[WHAT THE TASK REQUIRES] Repeat the data in full. Drop every picture.

(Entries taken from a collection)
——————————

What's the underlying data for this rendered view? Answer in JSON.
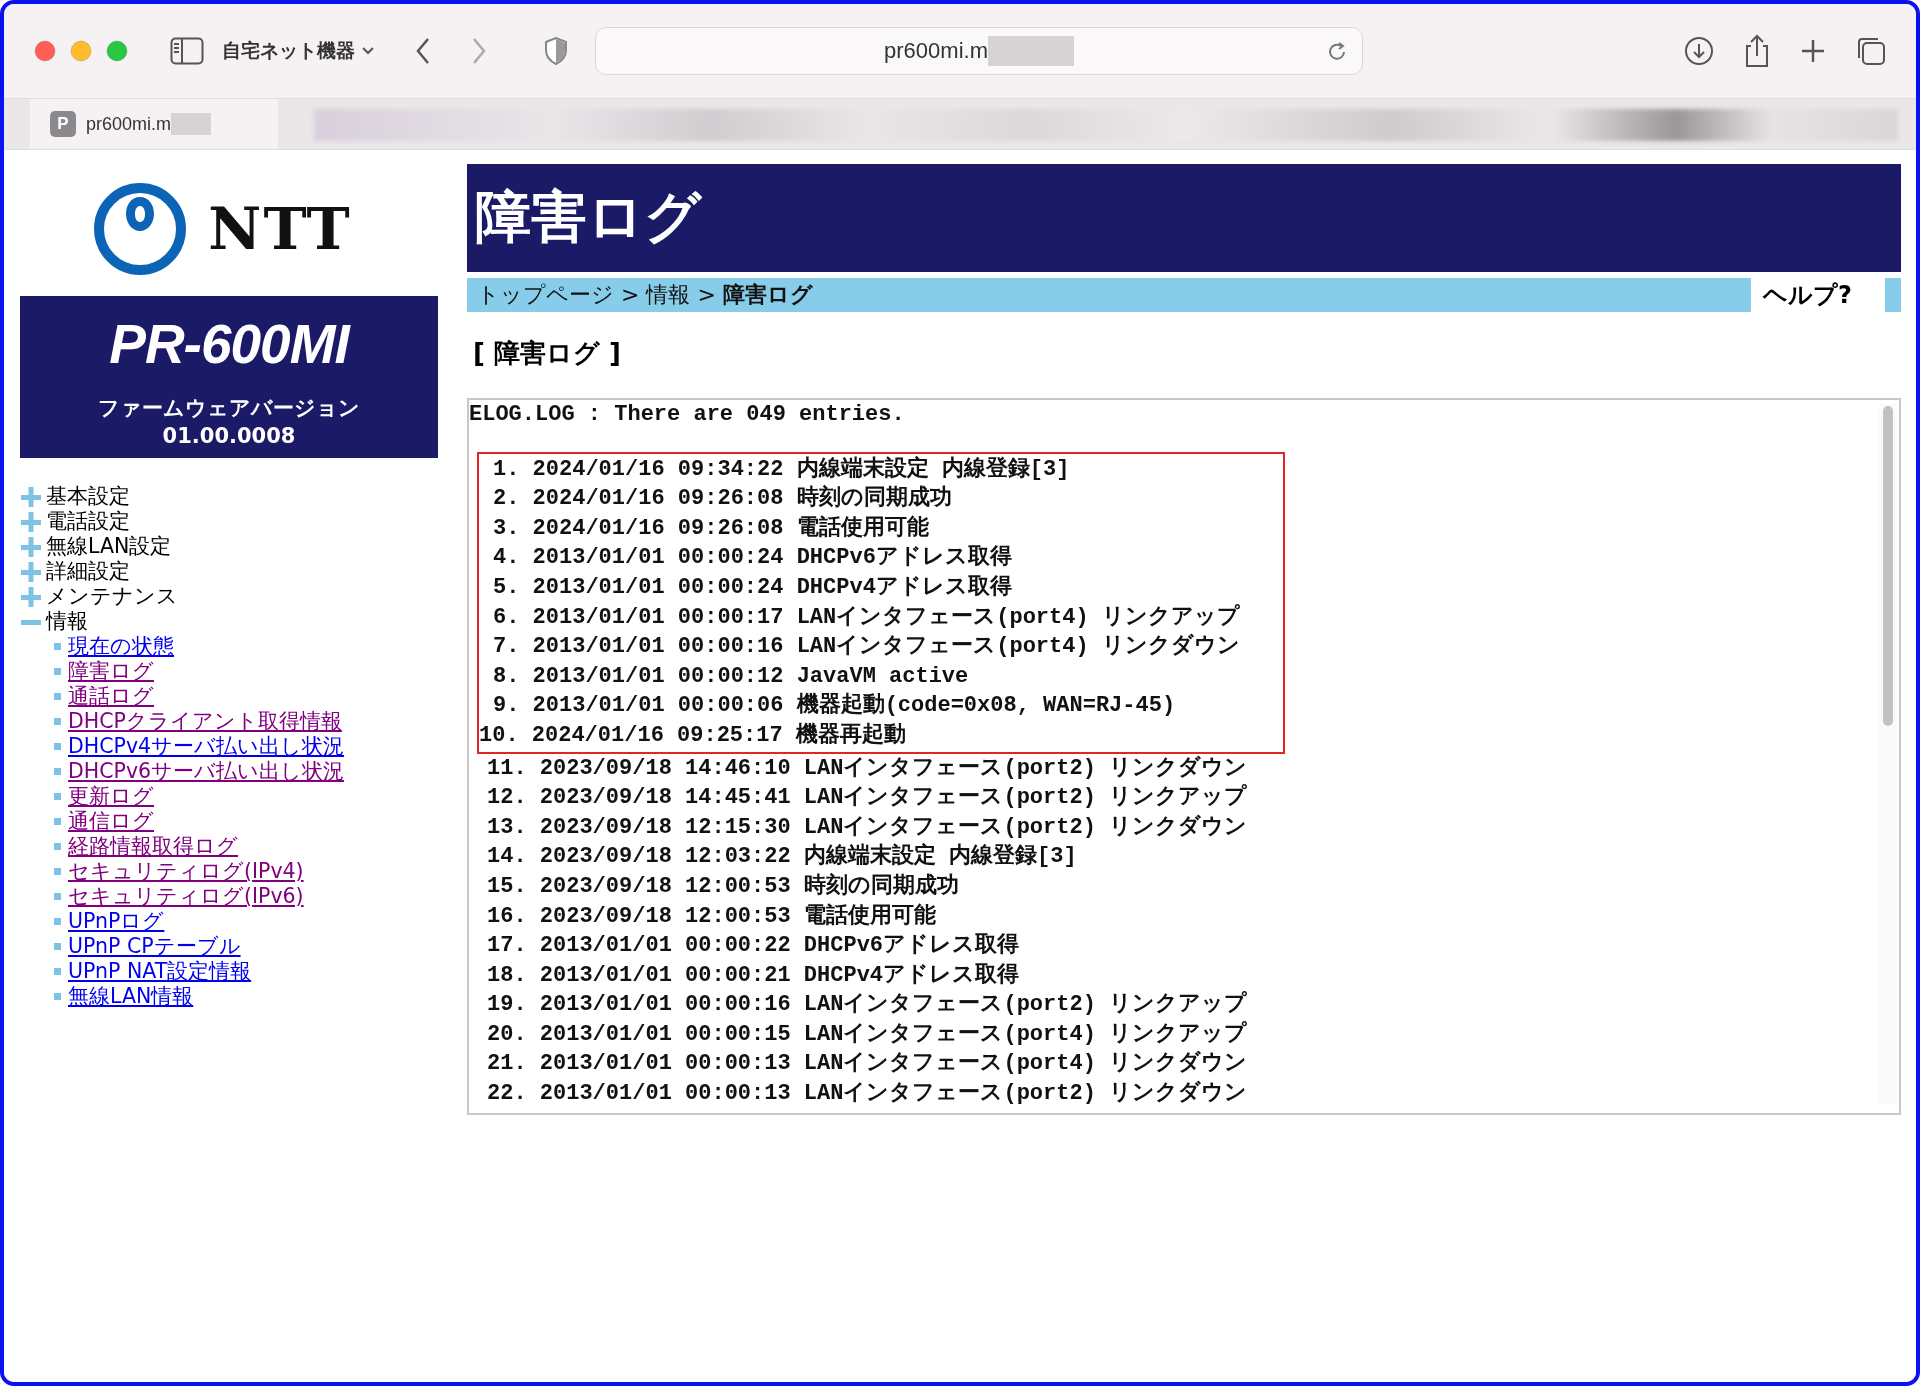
{
  "browser": {
    "window_title": "自宅ネット機器",
    "address": "pr600mi.m",
    "tab": {
      "favicon_letter": "P",
      "title": "pr600mi.m"
    }
  },
  "sidebar": {
    "brand": "NTT",
    "model": "PR-600MI",
    "firmware_label": "ファームウェアバージョン",
    "firmware_version": "01.00.0008",
    "menu": [
      {
        "label": "基本設定",
        "expanded": false
      },
      {
        "label": "電話設定",
        "expanded": false
      },
      {
        "label": "無線LAN設定",
        "expanded": false
      },
      {
        "label": "詳細設定",
        "expanded": false
      },
      {
        "label": "メンテナンス",
        "expanded": false
      },
      {
        "label": "情報",
        "expanded": true,
        "children": [
          {
            "label": "現在の状態",
            "visited": false
          },
          {
            "label": "障害ログ",
            "visited": true
          },
          {
            "label": "通話ログ",
            "visited": true
          },
          {
            "label": "DHCPクライアント取得情報",
            "visited": true
          },
          {
            "label": "DHCPv4サーバ払い出し状況",
            "visited": false
          },
          {
            "label": "DHCPv6サーバ払い出し状況",
            "visited": true
          },
          {
            "label": "更新ログ",
            "visited": true
          },
          {
            "label": "通信ログ",
            "visited": true
          },
          {
            "label": "経路情報取得ログ",
            "visited": true
          },
          {
            "label": "セキュリティログ(IPv4)",
            "visited": true
          },
          {
            "label": "セキュリティログ(IPv6)",
            "visited": true
          },
          {
            "label": "UPnPログ",
            "visited": false
          },
          {
            "label": "UPnP CPテーブル",
            "visited": false
          },
          {
            "label": "UPnP NAT設定情報",
            "visited": false
          },
          {
            "label": "無線LAN情報",
            "visited": false
          }
        ]
      }
    ]
  },
  "page": {
    "title": "障害ログ",
    "breadcrumb": "トップページ > 情報 > **障害ログ**",
    "help": "ヘルプ?",
    "section_heading": "[ 障害ログ ]",
    "log": {
      "summary": "ELOG.LOG : There are 049 entries.",
      "highlighted_entries": [
        "1. 2024/01/16 09:34:22 内線端末設定 内線登録[3]",
        "2. 2024/01/16 09:26:08 時刻の同期成功",
        "3. 2024/01/16 09:26:08 電話使用可能",
        "4. 2013/01/01 00:00:24 DHCPv6アドレス取得",
        "5. 2013/01/01 00:00:24 DHCPv4アドレス取得",
        "6. 2013/01/01 00:00:17 LANインタフェース(port4) リンクアップ",
        "7. 2013/01/01 00:00:16 LANインタフェース(port4) リンクダウン",
        "8. 2013/01/01 00:00:12 JavaVM active",
        "9. 2013/01/01 00:00:06 機器起動(code=0x08, WAN=RJ-45)",
        "10. 2024/01/16 09:25:17 機器再起動"
      ],
      "entries": [
        "11. 2023/09/18 14:46:10 LANインタフェース(port2) リンクダウン",
        "12. 2023/09/18 14:45:41 LANインタフェース(port2) リンクアップ",
        "13. 2023/09/18 12:15:30 LANインタフェース(port2) リンクダウン",
        "14. 2023/09/18 12:03:22 内線端末設定 内線登録[3]",
        "15. 2023/09/18 12:00:53 時刻の同期成功",
        "16. 2023/09/18 12:00:53 電話使用可能",
        "17. 2013/01/01 00:00:22 DHCPv6アドレス取得",
        "18. 2013/01/01 00:00:21 DHCPv4アドレス取得",
        "19. 2013/01/01 00:00:16 LANインタフェース(port2) リンクアップ",
        "20. 2013/01/01 00:00:15 LANインタフェース(port4) リンクアップ",
        "21. 2013/01/01 00:00:13 LANインタフェース(port4) リンクダウン",
        "22. 2013/01/01 00:00:13 LANインタフェース(port2) リンクダウン"
      ]
    }
  }
}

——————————

[EXPECTED OUTPUT]
What's the underlying data for this rendered view? Answer in JSON.
{
  "browser": {
    "window_title": "自宅ネット機器",
    "address": "pr600mi.m",
    "tab": {
      "favicon_letter": "P",
      "title": "pr600mi.m"
    }
  },
  "sidebar": {
    "brand": "NTT",
    "model": "PR-600MI",
    "firmware_label": "ファームウェアバージョン",
    "firmware_version": "01.00.0008",
    "menu": [
      {
        "label": "基本設定",
        "expanded": false
      },
      {
        "label": "電話設定",
        "expanded": false
      },
      {
        "label": "無線LAN設定",
        "expanded": false
      },
      {
        "label": "詳細設定",
        "expanded": false
      },
      {
        "label": "メンテナンス",
        "expanded": false
      },
      {
        "label": "情報",
        "expanded": true,
        "children": [
          {
            "label": "現在の状態",
            "visited": false
          },
          {
            "label": "障害ログ",
            "visited": true
          },
          {
            "label": "通話ログ",
            "visited": true
          },
          {
            "label": "DHCPクライアント取得情報",
            "visited": true
          },
          {
            "label": "DHCPv4サーバ払い出し状況",
            "visited": false
          },
          {
            "label": "DHCPv6サーバ払い出し状況",
            "visited": true
          },
          {
            "label": "更新ログ",
            "visited": true
          },
          {
            "label": "通信ログ",
            "visited": true
          },
          {
            "label": "経路情報取得ログ",
            "visited": true
          },
          {
            "label": "セキュリティログ(IPv4)",
            "visited": true
          },
          {
            "label": "セキュリティログ(IPv6)",
            "visited": true
          },
          {
            "label": "UPnPログ",
            "visited": false
          },
          {
            "label": "UPnP CPテーブル",
            "visited": false
          },
          {
            "label": "UPnP NAT設定情報",
            "visited": false
          },
          {
            "label": "無線LAN情報",
            "visited": false
          }
        ]
      }
    ]
  },
  "page": {
    "title": "障害ログ",
    "breadcrumb": "トップページ > 情報 > **障害ログ**",
    "help": "ヘルプ?",
    "section_heading": "[ 障害ログ ]",
    "log": {
      "summary": "ELOG.LOG : There are 049 entries.",
      "highlighted_entries": [
        "1. 2024/01/16 09:34:22 内線端末設定 内線登録[3]",
        "2. 2024/01/16 09:26:08 時刻の同期成功",
        "3. 2024/01/16 09:26:08 電話使用可能",
        "4. 2013/01/01 00:00:24 DHCPv6アドレス取得",
        "5. 2013/01/01 00:00:24 DHCPv4アドレス取得",
        "6. 2013/01/01 00:00:17 LANインタフェース(port4) リンクアップ",
        "7. 2013/01/01 00:00:16 LANインタフェース(port4) リンクダウン",
        "8. 2013/01/01 00:00:12 JavaVM active",
        "9. 2013/01/01 00:00:06 機器起動(code=0x08, WAN=RJ-45)",
        "10. 2024/01/16 09:25:17 機器再起動"
      ],
      "entries": [
        "11. 2023/09/18 14:46:10 LANインタフェース(port2) リンクダウン",
        "12. 2023/09/18 14:45:41 LANインタフェース(port2) リンクアップ",
        "13. 2023/09/18 12:15:30 LANインタフェース(port2) リンクダウン",
        "14. 2023/09/18 12:03:22 内線端末設定 内線登録[3]",
        "15. 2023/09/18 12:00:53 時刻の同期成功",
        "16. 2023/09/18 12:00:53 電話使用可能",
        "17. 2013/01/01 00:00:22 DHCPv6アドレス取得",
        "18. 2013/01/01 00:00:21 DHCPv4アドレス取得",
        "19. 2013/01/01 00:00:16 LANインタフェース(port2) リンクアップ",
        "20. 2013/01/01 00:00:15 LANインタフェース(port4) リンクアップ",
        "21. 2013/01/01 00:00:13 LANインタフェース(port4) リンクダウン",
        "22. 2013/01/01 00:00:13 LANインタフェース(port2) リンクダウン"
      ]
    }
  }
}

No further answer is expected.